#### WORKING DATA ####
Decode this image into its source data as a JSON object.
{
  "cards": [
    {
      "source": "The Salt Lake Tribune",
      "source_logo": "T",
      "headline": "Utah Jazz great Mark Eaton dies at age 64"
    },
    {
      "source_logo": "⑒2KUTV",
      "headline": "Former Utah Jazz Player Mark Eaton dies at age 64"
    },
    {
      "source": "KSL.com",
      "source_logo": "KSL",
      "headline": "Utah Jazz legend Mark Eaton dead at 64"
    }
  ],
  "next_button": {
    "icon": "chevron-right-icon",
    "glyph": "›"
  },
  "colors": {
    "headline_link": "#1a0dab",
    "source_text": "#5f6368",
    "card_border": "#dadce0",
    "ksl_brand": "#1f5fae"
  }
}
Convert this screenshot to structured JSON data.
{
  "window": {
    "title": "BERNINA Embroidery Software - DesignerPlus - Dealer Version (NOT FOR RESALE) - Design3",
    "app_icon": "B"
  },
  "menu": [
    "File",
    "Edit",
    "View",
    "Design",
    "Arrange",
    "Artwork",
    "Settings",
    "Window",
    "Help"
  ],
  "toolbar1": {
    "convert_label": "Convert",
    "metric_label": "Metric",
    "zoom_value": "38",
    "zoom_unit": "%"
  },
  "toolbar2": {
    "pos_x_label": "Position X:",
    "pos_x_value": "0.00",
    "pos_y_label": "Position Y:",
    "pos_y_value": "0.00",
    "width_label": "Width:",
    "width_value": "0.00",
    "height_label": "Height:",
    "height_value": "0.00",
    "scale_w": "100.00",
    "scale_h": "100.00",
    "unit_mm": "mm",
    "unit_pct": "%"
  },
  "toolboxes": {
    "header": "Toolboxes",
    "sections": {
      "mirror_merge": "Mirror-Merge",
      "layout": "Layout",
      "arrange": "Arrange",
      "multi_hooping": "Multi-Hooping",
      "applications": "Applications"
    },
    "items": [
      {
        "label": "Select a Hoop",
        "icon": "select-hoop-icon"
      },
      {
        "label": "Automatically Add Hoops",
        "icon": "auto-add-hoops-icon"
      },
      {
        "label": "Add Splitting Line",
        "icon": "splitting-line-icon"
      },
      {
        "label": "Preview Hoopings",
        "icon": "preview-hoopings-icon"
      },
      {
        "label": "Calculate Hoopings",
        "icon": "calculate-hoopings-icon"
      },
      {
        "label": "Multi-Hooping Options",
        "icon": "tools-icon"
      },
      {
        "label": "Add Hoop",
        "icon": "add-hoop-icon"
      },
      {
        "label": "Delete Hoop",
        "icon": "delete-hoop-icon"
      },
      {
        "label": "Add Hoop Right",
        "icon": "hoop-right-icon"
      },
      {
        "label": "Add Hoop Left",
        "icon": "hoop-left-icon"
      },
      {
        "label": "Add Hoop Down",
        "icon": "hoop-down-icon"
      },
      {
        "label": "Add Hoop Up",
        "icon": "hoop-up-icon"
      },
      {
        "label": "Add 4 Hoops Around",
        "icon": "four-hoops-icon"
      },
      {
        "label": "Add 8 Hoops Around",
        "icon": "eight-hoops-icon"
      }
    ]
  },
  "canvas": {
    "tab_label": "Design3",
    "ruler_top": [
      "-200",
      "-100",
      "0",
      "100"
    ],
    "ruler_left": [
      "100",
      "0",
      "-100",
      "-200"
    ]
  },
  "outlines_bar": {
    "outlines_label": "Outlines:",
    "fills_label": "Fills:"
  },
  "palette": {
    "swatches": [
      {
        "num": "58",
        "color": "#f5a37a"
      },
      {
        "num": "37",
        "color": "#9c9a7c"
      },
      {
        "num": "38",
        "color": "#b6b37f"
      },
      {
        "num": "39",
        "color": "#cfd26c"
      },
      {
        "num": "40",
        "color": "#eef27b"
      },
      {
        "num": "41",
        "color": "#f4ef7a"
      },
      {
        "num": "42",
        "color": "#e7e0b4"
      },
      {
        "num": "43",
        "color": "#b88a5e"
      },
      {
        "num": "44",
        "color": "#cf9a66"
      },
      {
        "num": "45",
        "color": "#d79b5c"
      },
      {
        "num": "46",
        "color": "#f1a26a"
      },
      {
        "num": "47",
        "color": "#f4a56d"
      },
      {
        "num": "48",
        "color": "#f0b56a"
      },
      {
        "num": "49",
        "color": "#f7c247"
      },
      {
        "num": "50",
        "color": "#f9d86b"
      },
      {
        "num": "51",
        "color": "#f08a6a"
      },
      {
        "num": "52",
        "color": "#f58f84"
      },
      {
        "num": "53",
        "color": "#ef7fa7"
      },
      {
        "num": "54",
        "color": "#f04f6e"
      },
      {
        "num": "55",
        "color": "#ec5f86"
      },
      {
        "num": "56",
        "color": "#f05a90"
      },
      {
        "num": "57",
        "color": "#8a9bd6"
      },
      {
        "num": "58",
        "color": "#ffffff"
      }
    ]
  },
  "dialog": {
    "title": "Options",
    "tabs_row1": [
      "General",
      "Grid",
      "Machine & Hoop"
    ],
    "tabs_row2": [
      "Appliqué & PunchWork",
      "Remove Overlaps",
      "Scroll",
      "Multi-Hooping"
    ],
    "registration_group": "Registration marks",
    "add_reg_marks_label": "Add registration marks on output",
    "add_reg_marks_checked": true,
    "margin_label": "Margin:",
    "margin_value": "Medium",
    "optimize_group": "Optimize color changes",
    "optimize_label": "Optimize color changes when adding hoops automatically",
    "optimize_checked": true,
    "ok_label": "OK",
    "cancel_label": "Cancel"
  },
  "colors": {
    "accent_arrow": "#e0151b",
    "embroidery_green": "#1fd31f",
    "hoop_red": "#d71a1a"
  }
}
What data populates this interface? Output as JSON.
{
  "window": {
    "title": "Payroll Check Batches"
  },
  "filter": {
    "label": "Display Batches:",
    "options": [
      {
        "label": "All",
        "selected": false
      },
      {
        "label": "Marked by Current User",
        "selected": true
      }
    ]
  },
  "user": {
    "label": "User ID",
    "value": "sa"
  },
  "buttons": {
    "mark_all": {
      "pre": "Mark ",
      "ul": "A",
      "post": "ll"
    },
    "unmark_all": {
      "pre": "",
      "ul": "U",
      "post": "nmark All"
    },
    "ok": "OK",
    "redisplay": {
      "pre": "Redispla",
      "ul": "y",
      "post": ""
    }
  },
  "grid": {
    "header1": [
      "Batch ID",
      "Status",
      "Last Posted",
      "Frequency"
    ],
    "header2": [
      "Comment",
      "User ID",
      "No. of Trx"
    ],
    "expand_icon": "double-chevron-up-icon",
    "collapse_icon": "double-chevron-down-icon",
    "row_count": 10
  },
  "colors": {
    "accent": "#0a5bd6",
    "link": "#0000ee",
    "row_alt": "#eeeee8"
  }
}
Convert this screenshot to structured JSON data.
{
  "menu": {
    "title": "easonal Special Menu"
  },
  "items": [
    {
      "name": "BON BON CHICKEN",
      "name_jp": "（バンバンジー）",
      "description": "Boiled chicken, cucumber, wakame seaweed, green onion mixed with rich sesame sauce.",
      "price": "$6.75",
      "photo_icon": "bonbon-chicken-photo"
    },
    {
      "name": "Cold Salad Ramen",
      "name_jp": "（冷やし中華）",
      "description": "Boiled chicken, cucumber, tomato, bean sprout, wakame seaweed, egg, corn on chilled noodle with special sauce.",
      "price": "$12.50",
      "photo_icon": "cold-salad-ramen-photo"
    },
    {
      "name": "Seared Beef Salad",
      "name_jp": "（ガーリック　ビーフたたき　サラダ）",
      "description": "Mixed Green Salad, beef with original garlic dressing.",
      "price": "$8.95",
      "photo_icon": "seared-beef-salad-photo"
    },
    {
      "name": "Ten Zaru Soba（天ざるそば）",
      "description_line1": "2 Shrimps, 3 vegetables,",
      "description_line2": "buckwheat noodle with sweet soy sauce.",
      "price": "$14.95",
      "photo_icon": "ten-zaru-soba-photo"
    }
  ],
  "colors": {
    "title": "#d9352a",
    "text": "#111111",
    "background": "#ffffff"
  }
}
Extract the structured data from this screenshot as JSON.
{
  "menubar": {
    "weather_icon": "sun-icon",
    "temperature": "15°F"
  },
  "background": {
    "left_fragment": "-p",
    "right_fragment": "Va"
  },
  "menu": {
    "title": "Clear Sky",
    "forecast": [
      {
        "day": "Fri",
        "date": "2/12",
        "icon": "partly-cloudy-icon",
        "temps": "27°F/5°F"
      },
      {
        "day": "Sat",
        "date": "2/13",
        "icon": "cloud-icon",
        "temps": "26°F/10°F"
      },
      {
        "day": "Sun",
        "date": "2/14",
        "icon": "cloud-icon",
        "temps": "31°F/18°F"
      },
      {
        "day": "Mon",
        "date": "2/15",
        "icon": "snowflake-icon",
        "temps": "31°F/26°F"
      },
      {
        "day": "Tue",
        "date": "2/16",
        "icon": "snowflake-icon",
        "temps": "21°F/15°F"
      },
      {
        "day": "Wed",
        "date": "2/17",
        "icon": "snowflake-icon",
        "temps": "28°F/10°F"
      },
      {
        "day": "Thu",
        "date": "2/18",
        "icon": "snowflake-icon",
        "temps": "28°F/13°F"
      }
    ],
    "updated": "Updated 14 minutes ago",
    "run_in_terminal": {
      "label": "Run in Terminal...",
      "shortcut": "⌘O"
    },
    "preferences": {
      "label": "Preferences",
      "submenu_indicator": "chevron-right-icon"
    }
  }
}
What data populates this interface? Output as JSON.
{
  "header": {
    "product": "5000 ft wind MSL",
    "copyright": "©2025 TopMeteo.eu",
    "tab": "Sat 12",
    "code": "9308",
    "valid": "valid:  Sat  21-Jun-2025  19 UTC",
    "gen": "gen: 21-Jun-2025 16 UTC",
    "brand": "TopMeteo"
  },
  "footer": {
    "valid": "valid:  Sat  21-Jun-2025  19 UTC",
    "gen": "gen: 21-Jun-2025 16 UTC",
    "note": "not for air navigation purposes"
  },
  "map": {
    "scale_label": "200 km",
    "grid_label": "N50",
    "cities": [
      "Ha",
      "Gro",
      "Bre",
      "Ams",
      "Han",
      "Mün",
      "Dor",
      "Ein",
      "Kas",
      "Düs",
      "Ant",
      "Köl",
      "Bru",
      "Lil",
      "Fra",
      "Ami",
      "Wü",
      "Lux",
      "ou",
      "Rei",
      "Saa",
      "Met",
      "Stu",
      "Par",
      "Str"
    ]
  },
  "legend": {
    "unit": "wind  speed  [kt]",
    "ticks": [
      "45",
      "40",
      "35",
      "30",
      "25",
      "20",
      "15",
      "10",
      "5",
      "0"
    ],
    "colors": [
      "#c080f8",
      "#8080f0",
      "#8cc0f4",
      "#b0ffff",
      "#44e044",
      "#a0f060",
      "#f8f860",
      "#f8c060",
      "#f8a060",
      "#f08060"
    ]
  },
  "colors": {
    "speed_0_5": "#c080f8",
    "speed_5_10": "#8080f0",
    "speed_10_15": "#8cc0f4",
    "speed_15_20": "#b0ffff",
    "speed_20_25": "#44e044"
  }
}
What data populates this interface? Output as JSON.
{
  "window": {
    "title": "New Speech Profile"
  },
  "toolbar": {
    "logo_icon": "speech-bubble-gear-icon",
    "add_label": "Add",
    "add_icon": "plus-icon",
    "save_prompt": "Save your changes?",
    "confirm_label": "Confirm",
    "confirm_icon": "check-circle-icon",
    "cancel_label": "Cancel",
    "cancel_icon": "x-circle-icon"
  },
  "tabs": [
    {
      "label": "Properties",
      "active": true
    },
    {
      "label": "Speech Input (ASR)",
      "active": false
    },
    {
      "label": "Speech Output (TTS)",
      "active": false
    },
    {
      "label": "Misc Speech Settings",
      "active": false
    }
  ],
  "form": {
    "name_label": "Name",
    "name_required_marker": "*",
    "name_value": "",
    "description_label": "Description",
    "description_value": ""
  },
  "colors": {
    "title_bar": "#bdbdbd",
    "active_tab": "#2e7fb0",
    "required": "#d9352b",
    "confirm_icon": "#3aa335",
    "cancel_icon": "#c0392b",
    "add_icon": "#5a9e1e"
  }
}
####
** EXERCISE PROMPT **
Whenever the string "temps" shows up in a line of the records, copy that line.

** EXERCISE SOLUTION **
        "temps": "27°F/5°F"
        "temps": "26°F/10°F"
        "temps": "31°F/18°F"
        "temps": "31°F/26°F"
        "temps": "21°F/15°F"
        "temps": "28°F/10°F"
        "temps": "28°F/13°F"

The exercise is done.